Teacher Adventures: School Trips

Teacher Adventures: School Trips

“Would you like to accompany 30 children to Madagascar on their French language trip?” asked the French teacher at the school I was working at in Kenya.

“Oui, merci,” I replied, rapidly recalling my GCSE francais! The French teacher assigned to the trip was ill, so fortunately for me, I was drafted in as a last minute replacement.

Two weeks later, 30 very excited students gathered at Jomo Kenyatta airport in Nairobi, for the flight to the capital of Madagascar, Antananarivo. The trip was an opportunity for the students to practise their French (both Malagasy and French are both official languages of Madagascar) and to experience a different culture and way of life. Madagascan culture is renowned for its colourful fusion of influences drawn from seafaring Borneans and Bantu Africans, Arabic and Tamil traders, and French colonisation (unlike the British colonisation in Kenya).

Madagascar is an island country in the Indian Ocean, approximately 250 miles off the coast of East Africa. Madagascar is the world’s second-largest island country and the nation comprises the island of Madagascar (the fourth-largest island in the world) and numerous smaller peripheral islands. We were to be based in a hotel on the east coast of the island. Days were planned to include French lessons in the morning, followed by a swim and snorkelling in the Indian Ocean or swimming pool; excursions were organised for the afternoons to allow the students to experience some of the historical, cultural and artistic attractions of the island.

The students loved visiting the capital, Antananarivo, known locally (and considerably simpler) as Tana. They had the opportunity to admire the beautiful colonial architecture in the old Haute-Ville area of the city, visit one of the art galleries and museums and to spend their money in the open air market stalls at Analakely. Other trips were planned to see the truly alien landscapes of the limestone karsts in north western Tsingy de Bemaraha National Park and the Avenue of the Baobabs, where 25 baobab trees over 100 feet tall are strung out along the Tsiribihina dirt road.

Undoubtedly the highlight of the trip was the visit to see the lemurs. As a result of the island’s isolation from neighbouring continents, Madagascar is home to various plants and animals found nowhere else in the world. Approximately 90% of all plant and animal species found in Madagascar are endemic. There are many bizarre and wonderful creatures to be seen on the island, but lemurs are the creature most closely associated with Madagascar. The students, and staff, were thrilled to find and see these charismatic primates in the forest and their saucer shaped eyes were peculiar, but strangely endearing. All agreed they were an amazing, very special sight.

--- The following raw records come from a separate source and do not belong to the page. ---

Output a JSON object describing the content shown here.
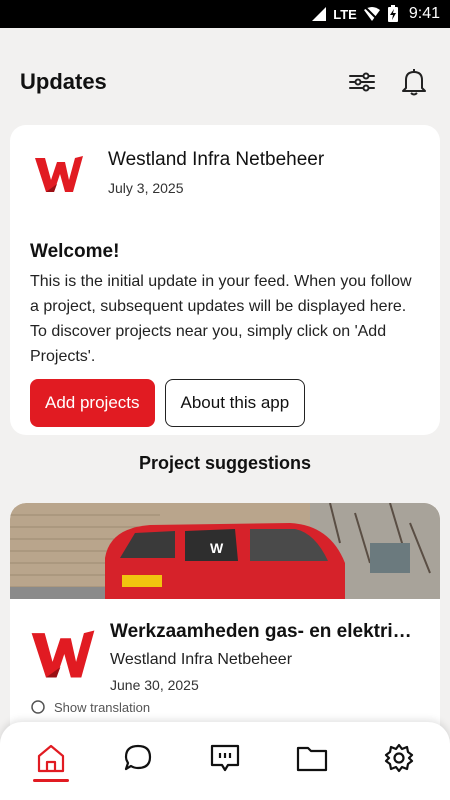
{
  "status_bar": {
    "network": "LTE",
    "time": "9:41"
  },
  "header": {
    "title": "Updates",
    "filter_icon": "sliders-icon",
    "bell_icon": "bell-icon"
  },
  "welcome_card": {
    "org_name": "Westland Infra Netbeheer",
    "date": "July 3, 2025",
    "title": "Welcome!",
    "body": "This is the initial update in your feed. When you follow a project, subsequent updates will be displayed here. To discover projects near you, simply click on 'Add Projects'.",
    "primary_button": "Add projects",
    "secondary_button": "About this app"
  },
  "suggestions": {
    "heading": "Project suggestions",
    "items": [
      {
        "title": "Werkzaamheden gas- en elektriciteit...",
        "org": "Westland Infra Netbeheer",
        "date": "June 30, 2025",
        "extra": "Show translation"
      }
    ]
  },
  "bottom_nav": {
    "items": [
      {
        "icon": "home-icon",
        "active": true
      },
      {
        "icon": "chat-icon",
        "active": false
      },
      {
        "icon": "message-icon",
        "active": false
      },
      {
        "icon": "folder-icon",
        "active": false
      },
      {
        "icon": "settings-icon",
        "active": false
      }
    ]
  },
  "colors": {
    "brand": "#e11b22",
    "background": "#f2f1f0",
    "card": "#ffffff"
  }
}
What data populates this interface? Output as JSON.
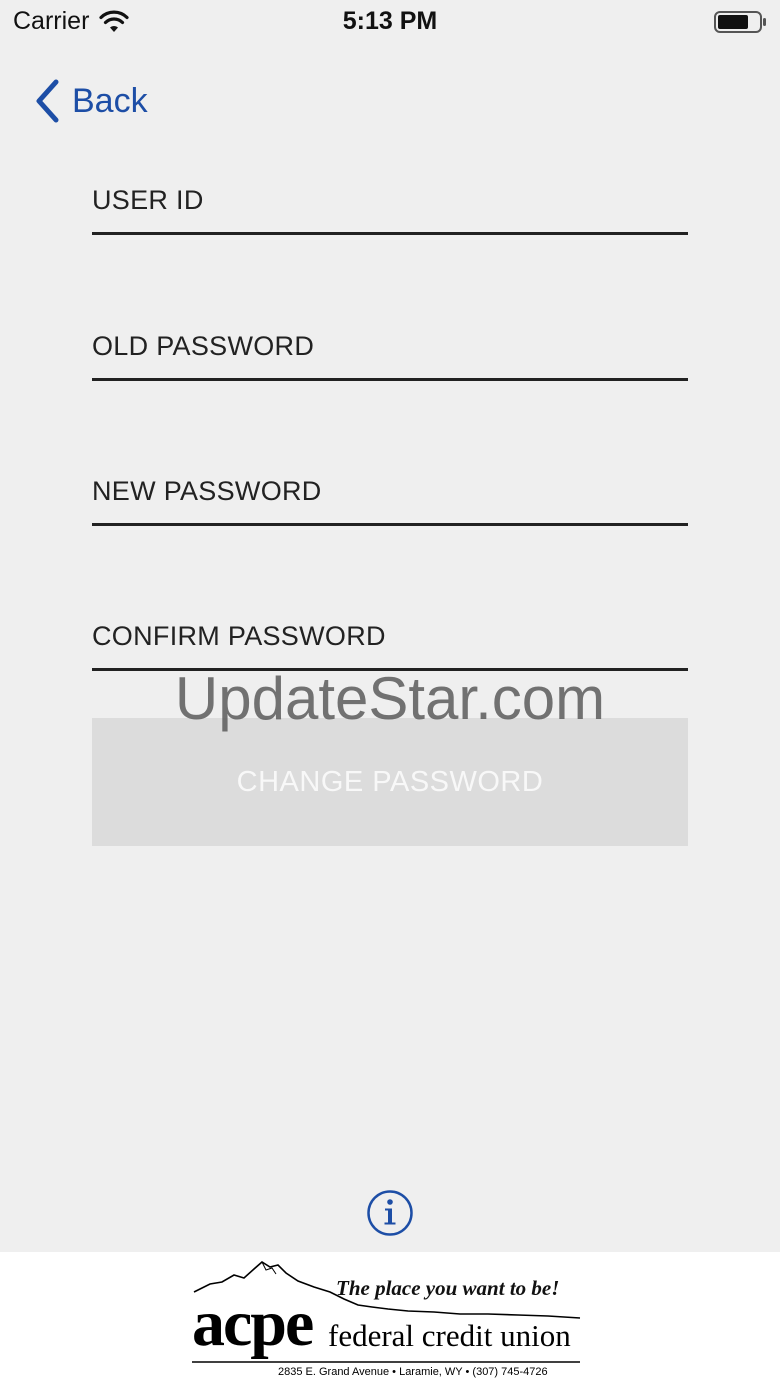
{
  "status_bar": {
    "carrier": "Carrier",
    "time": "5:13 PM"
  },
  "nav": {
    "back_label": "Back"
  },
  "form": {
    "user_id_label": "USER ID",
    "old_password_label": "OLD PASSWORD",
    "new_password_label": "NEW PASSWORD",
    "confirm_password_label": "CONFIRM PASSWORD",
    "submit_label": "CHANGE PASSWORD"
  },
  "watermark": "UpdateStar.com",
  "footer": {
    "slogan": "The place you want to be!",
    "brand_name": "acpe",
    "brand_sub": "federal credit union",
    "address": "2835 E. Grand Avenue • Laramie, WY • (307) 745-4726"
  },
  "colors": {
    "accent": "#1d4ea6",
    "background": "#efefef",
    "button_disabled": "#dcdcdc"
  },
  "icons": [
    "wifi-icon",
    "battery-icon",
    "chevron-left-icon",
    "info-icon"
  ]
}
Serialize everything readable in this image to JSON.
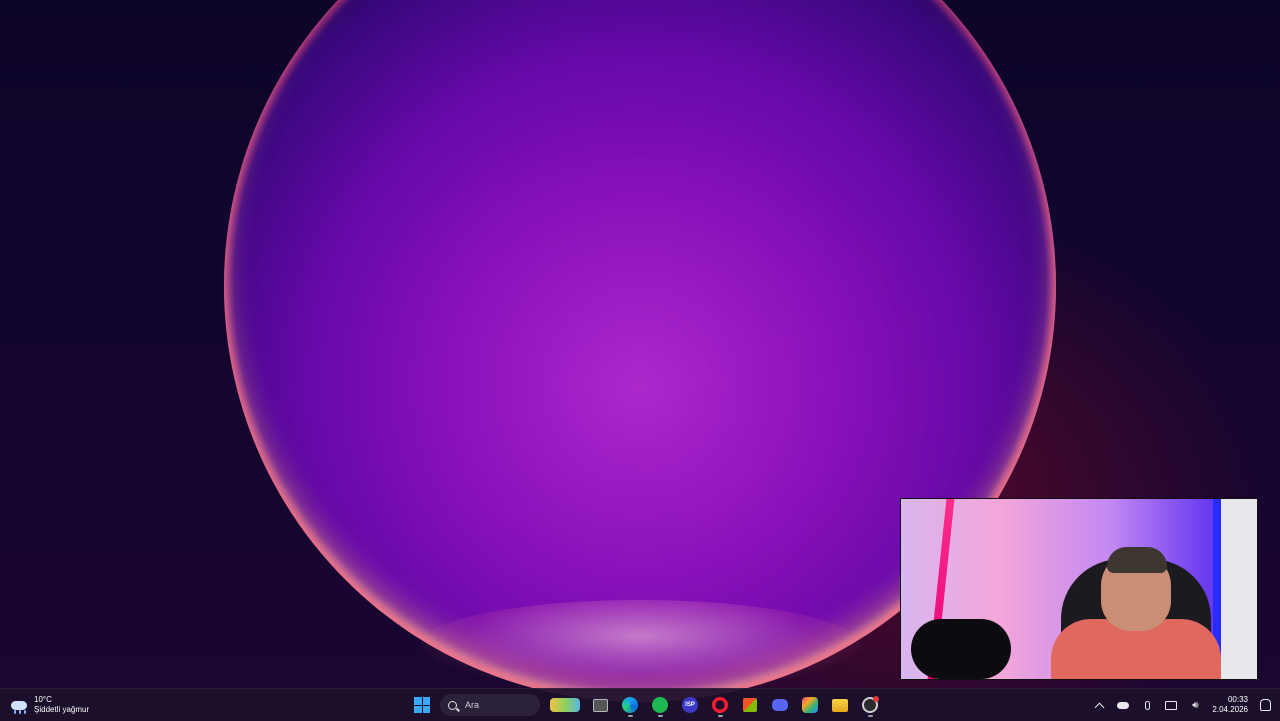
{
  "weather": {
    "temperature": "10°C",
    "condition": "Şiddetli yağmur",
    "icon": "rain-cloud-icon"
  },
  "search": {
    "placeholder": "Ara"
  },
  "taskbar": {
    "pinned_apps": [
      "widgets-icon",
      "task-view-icon",
      "edge-icon",
      "spotify-icon",
      "isp-icon",
      "opera-icon",
      "store-icon",
      "discord-icon",
      "copilot-icon",
      "file-explorer-icon",
      "obs-icon"
    ]
  },
  "tray": {
    "time": "00:33",
    "date": "2.04.2026"
  },
  "colors": {
    "taskbar_bg": "#1c102c",
    "accent": "#3aa7ff"
  }
}
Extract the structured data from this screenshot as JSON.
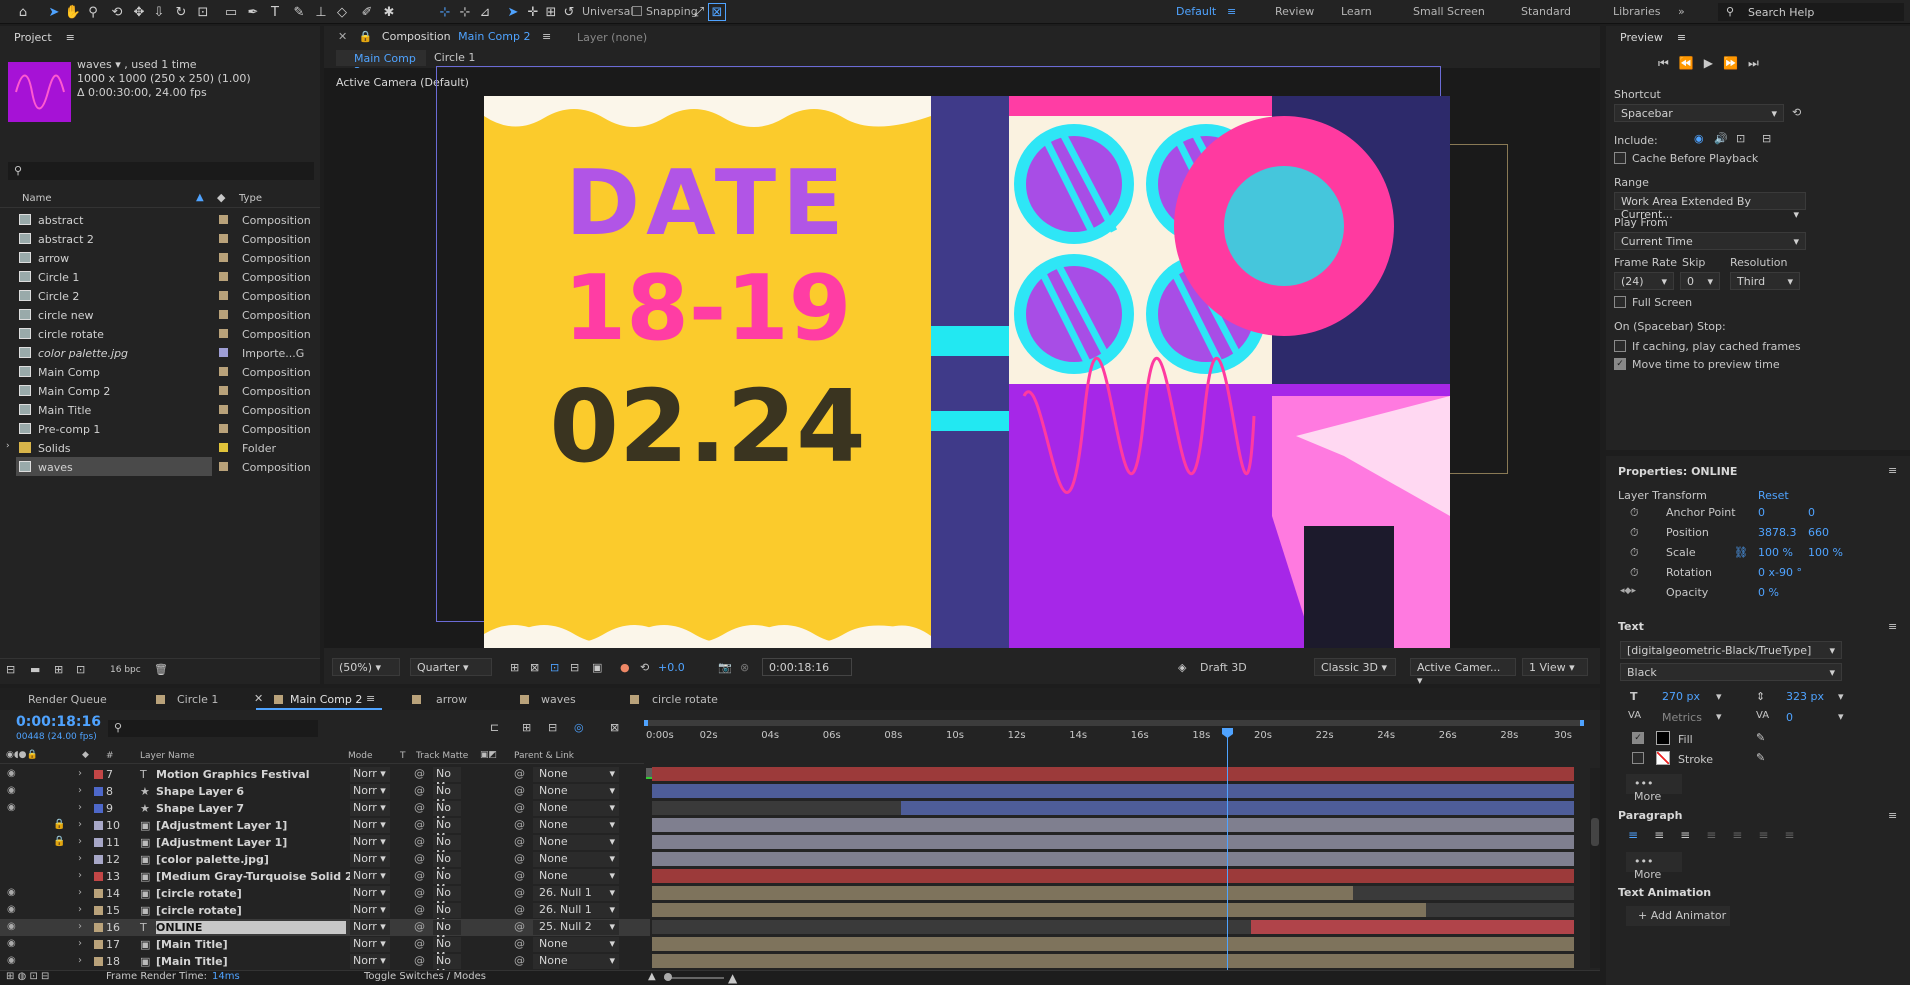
{
  "toolbar": {
    "universal": "Universal",
    "snapping": "Snapping"
  },
  "workspaces": {
    "default": "Default",
    "review": "Review",
    "learn": "Learn",
    "small_screen": "Small Screen",
    "standard": "Standard",
    "libraries": "Libraries",
    "search": "Search Help"
  },
  "project": {
    "title": "Project",
    "item_name": "waves ▾ , used 1 time",
    "item_dims": "1000 x 1000  (250 x 250) (1.00)",
    "item_dur": "Δ 0:00:30:00, 24.00 fps",
    "col_name": "Name",
    "col_type": "Type",
    "items": [
      {
        "name": "abstract",
        "type": "Composition"
      },
      {
        "name": "abstract 2",
        "type": "Composition"
      },
      {
        "name": "arrow",
        "type": "Composition"
      },
      {
        "name": "Circle 1",
        "type": "Composition"
      },
      {
        "name": "Circle 2",
        "type": "Composition"
      },
      {
        "name": "circle new",
        "type": "Composition"
      },
      {
        "name": "circle rotate",
        "type": "Composition"
      },
      {
        "name": "color palette.jpg",
        "type": "Importe...G"
      },
      {
        "name": "Main Comp",
        "type": "Composition"
      },
      {
        "name": "Main Comp 2",
        "type": "Composition"
      },
      {
        "name": "Main Title",
        "type": "Composition"
      },
      {
        "name": "Pre-comp 1",
        "type": "Composition"
      },
      {
        "name": "Solids",
        "type": "Folder"
      },
      {
        "name": "waves",
        "type": "Composition"
      }
    ],
    "bpc": "16 bpc"
  },
  "comp": {
    "tab_prefix": "Composition",
    "tab_name": "Main Comp 2",
    "layer_tab": "Layer (none)",
    "sub1": "Main Comp 2",
    "sub2": "Circle 1",
    "camera_label": "Active Camera (Default)",
    "art": {
      "date": "DATE",
      "days": "18-19",
      "month": "02.24"
    },
    "footer": {
      "zoom": "(50%)",
      "quality": "Quarter",
      "time": "0:00:18:16",
      "offset": "+0.0",
      "renderer": "Draft 3D",
      "classic": "Classic 3D",
      "camera": "Active Camer...",
      "view": "1 View"
    }
  },
  "timeline": {
    "tabs": [
      "Render Queue",
      "Circle 1",
      "Main Comp 2",
      "arrow",
      "waves",
      "circle rotate"
    ],
    "time": "0:00:18:16",
    "frames": "00448 (24.00 fps)",
    "col_layer": "Layer Name",
    "col_mode": "Mode",
    "col_t": "T",
    "col_matte": "Track Matte",
    "col_parent": "Parent & Link",
    "ruler": [
      "0:00s",
      "02s",
      "04s",
      "06s",
      "08s",
      "10s",
      "12s",
      "14s",
      "16s",
      "18s",
      "20s",
      "22s",
      "24s",
      "26s",
      "28s",
      "30s"
    ],
    "layers": [
      {
        "num": "7",
        "name": "Motion Graphics Festival",
        "mode": "Norr",
        "matte": "No M",
        "parent": "None",
        "color": "#c24646"
      },
      {
        "num": "8",
        "name": "Shape Layer 6",
        "mode": "Norr",
        "matte": "No M",
        "parent": "None",
        "color": "#4e68c9"
      },
      {
        "num": "9",
        "name": "Shape Layer 7",
        "mode": "Norr",
        "matte": "No M",
        "parent": "None",
        "color": "#4e68c9"
      },
      {
        "num": "10",
        "name": "[Adjustment Layer 1]",
        "mode": "Norr",
        "matte": "No M",
        "parent": "None",
        "color": "#a7a7c7"
      },
      {
        "num": "11",
        "name": "[Adjustment Layer 1]",
        "mode": "Norr",
        "matte": "No M",
        "parent": "None",
        "color": "#a7a7c7"
      },
      {
        "num": "12",
        "name": "[color palette.jpg]",
        "mode": "Norr",
        "matte": "No M",
        "parent": "None",
        "color": "#a7a7c7"
      },
      {
        "num": "13",
        "name": "[Medium Gray-Turquoise Solid 2]",
        "mode": "Norr",
        "matte": "No M",
        "parent": "None",
        "color": "#c24646"
      },
      {
        "num": "14",
        "name": "[circle rotate]",
        "mode": "Norr",
        "matte": "No M",
        "parent": "26. Null 1",
        "color": "#b9a27a"
      },
      {
        "num": "15",
        "name": "[circle rotate]",
        "mode": "Norr",
        "matte": "No M",
        "parent": "26. Null 1",
        "color": "#b9a27a"
      },
      {
        "num": "16",
        "name": "ONLINE",
        "mode": "Norr",
        "matte": "No M",
        "parent": "25. Null 2",
        "color": "#b9a27a"
      },
      {
        "num": "17",
        "name": "[Main Title]",
        "mode": "Norr",
        "matte": "No M",
        "parent": "None",
        "color": "#b9a27a"
      },
      {
        "num": "18",
        "name": "[Main Title]",
        "mode": "Norr",
        "matte": "No M",
        "parent": "None",
        "color": "#b9a27a"
      }
    ],
    "render_time_label": "Frame Render Time:",
    "render_time": "14ms",
    "toggle": "Toggle Switches / Modes"
  },
  "preview": {
    "title": "Preview",
    "shortcut": "Shortcut",
    "shortcut_val": "Spacebar",
    "include": "Include:",
    "cache": "Cache Before Playback",
    "range": "Range",
    "range_val": "Work Area Extended By Current...",
    "play_from": "Play From",
    "play_from_val": "Current Time",
    "frame_rate": "Frame Rate",
    "skip": "Skip",
    "resolution": "Resolution",
    "fr_val": "(24)",
    "skip_val": "0",
    "res_val": "Third",
    "full_screen": "Full Screen",
    "on_stop": "On (Spacebar) Stop:",
    "if_caching": "If caching, play cached frames",
    "move_time": "Move time to preview time"
  },
  "properties": {
    "title": "Properties: ONLINE",
    "transform": "Layer Transform",
    "reset": "Reset",
    "anchor": "Anchor Point",
    "anchor_x": "0",
    "anchor_y": "0",
    "position": "Position",
    "pos_x": "3878.3",
    "pos_y": "660",
    "scale": "Scale",
    "scale_x": "100 %",
    "scale_y": "100 %",
    "rotation": "Rotation",
    "rot": "0 x-90 °",
    "opacity": "Opacity",
    "op": "0 %",
    "text": "Text",
    "font": "[digitalgeometric-Black/TrueType]",
    "style": "Black",
    "size": "270 px",
    "leading": "323 px",
    "kerning": "Metrics",
    "tracking": "0",
    "fill": "Fill",
    "stroke": "Stroke",
    "more": "More",
    "paragraph": "Paragraph",
    "more2": "More",
    "text_anim": "Text Animation",
    "add_anim": "Add Animator"
  }
}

Near the end of our week’s stay, our idyllic routine was severely interrupted. In Madagascar, the combination of south eastern trade winds and north western monsoons produces a hot rainy season with frequently destructive cyclones. Unfortunately, tropical cyclone Kamisy coincided with our visit. Kamisy was considered the worst tropical cyclone to affect northern Madagascar since 1911 and winds reached up to 105 mph. Throughout Madagascar, a total of 68 casualties were reported, and 7000 buildings were destroyed, including 1020 schools and 450 hospitals. Following the storm, emergency food and medical supplies were supplied to the nation from French rescue missions.

For our Nairobi students, a cyclone was a novel, and frightening experience. Confined to the hotel they could watch from the windows of their rooms as the trunks of trees were blown to 45 degrees, as the sea was whipped up to a frenzy, as the sand billowed uncontrollably along the beach and as the swimming pool water was thrown against the dining room windows. Lights flashed on and off as the electricity supply was interrupted and hotel staff were unable to arrive at or leave the hotel as roads were covered with fallen trees.

We were confined to the hotel for the final 2 days of our trip. We could not travel across the island as roads were blocked. The pool was out of bounds due to damage caused by the cyclone and the landscape in the gardens of the hotel had changed completely: debris from trees was scattered everywhere and some trees swayed perilously after the storm.

A change of programme was necessary. French lessons continued in the morning and in the afternoons it was my responsibility to provide entertainment…..Fortunately I had packed some dance tapes and spent the afternoons teaching an assortment of dance routines to very eager, enthusiastic and excitable students, who soon forgot they should have been enjoying the delights of Madagascar! The high spot was, remember this, FLASHDANCE…the routine was repeated innumerable times, in pairs, in trios, in fours, as a mass dance….all that was missing were the leotards and leg warmers!

After 2 days we were allowed to leave the hotel to travel to the airport. We could see the destruction caused by the cyclone as we travelled through the countryside: buildings destroyed, houses without roofs, vegetation uprooted. It was a gloomy, depressing sight. We had some wonderful memories of Madagascar, but also realised that the people who lived on this beautiful island sometimes had to endure, at times, some very unforgiving, harsh conditions.